Exercise brief -
Using the data below, repeat all of it precisely.

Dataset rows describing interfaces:
• • • • •

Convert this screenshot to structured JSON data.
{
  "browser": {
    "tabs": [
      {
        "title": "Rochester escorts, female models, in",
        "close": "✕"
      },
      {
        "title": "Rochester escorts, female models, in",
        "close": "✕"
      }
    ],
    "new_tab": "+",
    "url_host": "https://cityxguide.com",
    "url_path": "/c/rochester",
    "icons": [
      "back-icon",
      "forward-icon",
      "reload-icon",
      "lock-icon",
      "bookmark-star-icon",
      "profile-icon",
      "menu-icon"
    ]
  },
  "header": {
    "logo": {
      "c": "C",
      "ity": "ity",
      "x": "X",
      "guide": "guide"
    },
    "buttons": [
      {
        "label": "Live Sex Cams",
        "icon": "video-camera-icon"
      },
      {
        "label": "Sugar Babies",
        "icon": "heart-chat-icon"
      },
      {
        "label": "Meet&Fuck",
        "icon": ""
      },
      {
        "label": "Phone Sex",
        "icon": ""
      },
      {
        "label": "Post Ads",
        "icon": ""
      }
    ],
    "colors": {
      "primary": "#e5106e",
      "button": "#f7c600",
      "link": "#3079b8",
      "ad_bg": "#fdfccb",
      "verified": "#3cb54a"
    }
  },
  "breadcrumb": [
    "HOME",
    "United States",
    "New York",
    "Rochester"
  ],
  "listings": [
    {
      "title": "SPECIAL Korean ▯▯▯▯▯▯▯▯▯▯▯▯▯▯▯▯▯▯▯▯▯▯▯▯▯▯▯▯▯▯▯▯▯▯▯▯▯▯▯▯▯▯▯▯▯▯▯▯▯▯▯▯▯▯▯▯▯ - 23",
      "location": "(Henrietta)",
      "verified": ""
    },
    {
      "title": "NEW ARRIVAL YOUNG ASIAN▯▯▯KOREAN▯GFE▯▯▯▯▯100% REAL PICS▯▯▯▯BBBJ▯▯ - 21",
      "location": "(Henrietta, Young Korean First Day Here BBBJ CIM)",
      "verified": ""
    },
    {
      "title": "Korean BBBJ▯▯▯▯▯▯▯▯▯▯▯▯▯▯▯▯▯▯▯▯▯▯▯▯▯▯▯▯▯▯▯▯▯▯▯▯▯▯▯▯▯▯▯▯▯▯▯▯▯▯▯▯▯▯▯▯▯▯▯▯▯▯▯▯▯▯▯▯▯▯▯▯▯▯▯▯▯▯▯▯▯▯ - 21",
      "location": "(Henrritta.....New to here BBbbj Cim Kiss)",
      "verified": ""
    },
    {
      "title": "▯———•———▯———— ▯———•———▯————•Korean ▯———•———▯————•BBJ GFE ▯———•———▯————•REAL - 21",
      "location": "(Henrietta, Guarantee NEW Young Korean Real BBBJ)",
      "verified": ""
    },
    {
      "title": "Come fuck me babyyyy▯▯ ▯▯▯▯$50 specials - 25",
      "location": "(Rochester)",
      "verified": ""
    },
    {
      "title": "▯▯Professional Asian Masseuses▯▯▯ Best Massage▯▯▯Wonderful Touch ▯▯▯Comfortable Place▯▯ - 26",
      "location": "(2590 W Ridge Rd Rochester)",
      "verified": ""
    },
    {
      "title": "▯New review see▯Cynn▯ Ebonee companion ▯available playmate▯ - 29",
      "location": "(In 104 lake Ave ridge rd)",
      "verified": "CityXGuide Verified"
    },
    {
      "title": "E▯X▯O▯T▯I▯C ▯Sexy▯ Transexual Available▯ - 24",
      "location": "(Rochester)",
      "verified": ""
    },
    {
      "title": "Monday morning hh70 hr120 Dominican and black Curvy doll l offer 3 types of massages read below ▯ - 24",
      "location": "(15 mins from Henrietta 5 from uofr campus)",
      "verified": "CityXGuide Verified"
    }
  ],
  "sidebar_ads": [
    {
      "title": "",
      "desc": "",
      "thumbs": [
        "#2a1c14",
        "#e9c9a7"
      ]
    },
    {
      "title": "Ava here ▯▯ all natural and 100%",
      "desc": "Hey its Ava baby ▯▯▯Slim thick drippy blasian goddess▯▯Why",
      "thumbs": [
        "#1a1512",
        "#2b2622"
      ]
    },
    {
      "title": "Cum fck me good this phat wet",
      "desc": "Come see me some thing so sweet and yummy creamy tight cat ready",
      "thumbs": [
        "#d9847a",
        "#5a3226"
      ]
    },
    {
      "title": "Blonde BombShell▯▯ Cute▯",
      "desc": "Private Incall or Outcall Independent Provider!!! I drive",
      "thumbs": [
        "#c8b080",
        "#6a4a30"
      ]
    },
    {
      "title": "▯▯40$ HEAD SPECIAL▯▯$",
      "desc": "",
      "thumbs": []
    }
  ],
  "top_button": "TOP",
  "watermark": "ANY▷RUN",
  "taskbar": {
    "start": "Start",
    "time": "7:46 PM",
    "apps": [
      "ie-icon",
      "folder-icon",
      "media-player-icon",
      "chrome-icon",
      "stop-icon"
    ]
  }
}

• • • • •

Answer area -
Convert this screenshot to structured JSON data.
{
  "browser": {
    "tabs": [
      {
        "title": "Rochester escorts, female models, in",
        "close": "✕"
      },
      {
        "title": "Rochester escorts, female models, in",
        "close": "✕"
      }
    ],
    "new_tab": "+",
    "url_host": "https://cityxguide.com",
    "url_path": "/c/rochester",
    "icons": [
      "back-icon",
      "forward-icon",
      "reload-icon",
      "lock-icon",
      "bookmark-star-icon",
      "profile-icon",
      "menu-icon"
    ]
  },
  "header": {
    "logo": {
      "c": "C",
      "ity": "ity",
      "x": "X",
      "guide": "guide"
    },
    "buttons": [
      {
        "label": "Live Sex Cams",
        "icon": "video-camera-icon"
      },
      {
        "label": "Sugar Babies",
        "icon": "heart-chat-icon"
      },
      {
        "label": "Meet&Fuck",
        "icon": ""
      },
      {
        "label": "Phone Sex",
        "icon": ""
      },
      {
        "label": "Post Ads",
        "icon": ""
      }
    ],
    "colors": {
      "primary": "#e5106e",
      "button": "#f7c600",
      "link": "#3079b8",
      "ad_bg": "#fdfccb",
      "verified": "#3cb54a"
    }
  },
  "breadcrumb": [
    "HOME",
    "United States",
    "New York",
    "Rochester"
  ],
  "listings": [
    {
      "title": "SPECIAL Korean ▯▯▯▯▯▯▯▯▯▯▯▯▯▯▯▯▯▯▯▯▯▯▯▯▯▯▯▯▯▯▯▯▯▯▯▯▯▯▯▯▯▯▯▯▯▯▯▯▯▯▯▯▯▯▯▯▯ - 23",
      "location": "(Henrietta)",
      "verified": ""
    },
    {
      "title": "NEW ARRIVAL YOUNG ASIAN▯▯▯KOREAN▯GFE▯▯▯▯▯100% REAL PICS▯▯▯▯BBBJ▯▯ - 21",
      "location": "(Henrietta, Young Korean First Day Here BBBJ CIM)",
      "verified": ""
    },
    {
      "title": "Korean BBBJ▯▯▯▯▯▯▯▯▯▯▯▯▯▯▯▯▯▯▯▯▯▯▯▯▯▯▯▯▯▯▯▯▯▯▯▯▯▯▯▯▯▯▯▯▯▯▯▯▯▯▯▯▯▯▯▯▯▯▯▯▯▯▯▯▯▯▯▯▯▯▯▯▯▯▯▯▯▯▯▯▯▯ - 21",
      "location": "(Henrritta.....New to here BBbbj Cim Kiss)",
      "verified": ""
    },
    {
      "title": "▯———•———▯———— ▯———•———▯————•Korean ▯———•———▯————•BBJ GFE ▯———•———▯————•REAL - 21",
      "location": "(Henrietta, Guarantee NEW Young Korean Real BBBJ)",
      "verified": ""
    },
    {
      "title": "Come fuck me babyyyy▯▯ ▯▯▯▯$50 specials - 25",
      "location": "(Rochester)",
      "verified": ""
    },
    {
      "title": "▯▯Professional Asian Masseuses▯▯▯ Best Massage▯▯▯Wonderful Touch ▯▯▯Comfortable Place▯▯ - 26",
      "location": "(2590 W Ridge Rd Rochester)",
      "verified": ""
    },
    {
      "title": "▯New review see▯Cynn▯ Ebonee companion ▯available playmate▯ - 29",
      "location": "(In 104 lake Ave ridge rd)",
      "verified": "CityXGuide Verified"
    },
    {
      "title": "E▯X▯O▯T▯I▯C ▯Sexy▯ Transexual Available▯ - 24",
      "location": "(Rochester)",
      "verified": ""
    },
    {
      "title": "Monday morning hh70 hr120 Dominican and black Curvy doll l offer 3 types of massages read below ▯ - 24",
      "location": "(15 mins from Henrietta 5 from uofr campus)",
      "verified": "CityXGuide Verified"
    }
  ],
  "sidebar_ads": [
    {
      "title": "",
      "desc": "",
      "thumbs": [
        "#2a1c14",
        "#e9c9a7"
      ]
    },
    {
      "title": "Ava here ▯▯ all natural and 100%",
      "desc": "Hey its Ava baby ▯▯▯Slim thick drippy blasian goddess▯▯Why",
      "thumbs": [
        "#1a1512",
        "#2b2622"
      ]
    },
    {
      "title": "Cum fck me good this phat wet",
      "desc": "Come see me some thing so sweet and yummy creamy tight cat ready",
      "thumbs": [
        "#d9847a",
        "#5a3226"
      ]
    },
    {
      "title": "Blonde BombShell▯▯ Cute▯",
      "desc": "Private Incall or Outcall Independent Provider!!! I drive",
      "thumbs": [
        "#c8b080",
        "#6a4a30"
      ]
    },
    {
      "title": "▯▯40$ HEAD SPECIAL▯▯$",
      "desc": "",
      "thumbs": []
    }
  ],
  "top_button": "TOP",
  "watermark": "ANY▷RUN",
  "taskbar": {
    "start": "Start",
    "time": "7:46 PM",
    "apps": [
      "ie-icon",
      "folder-icon",
      "media-player-icon",
      "chrome-icon",
      "stop-icon"
    ]
  }
}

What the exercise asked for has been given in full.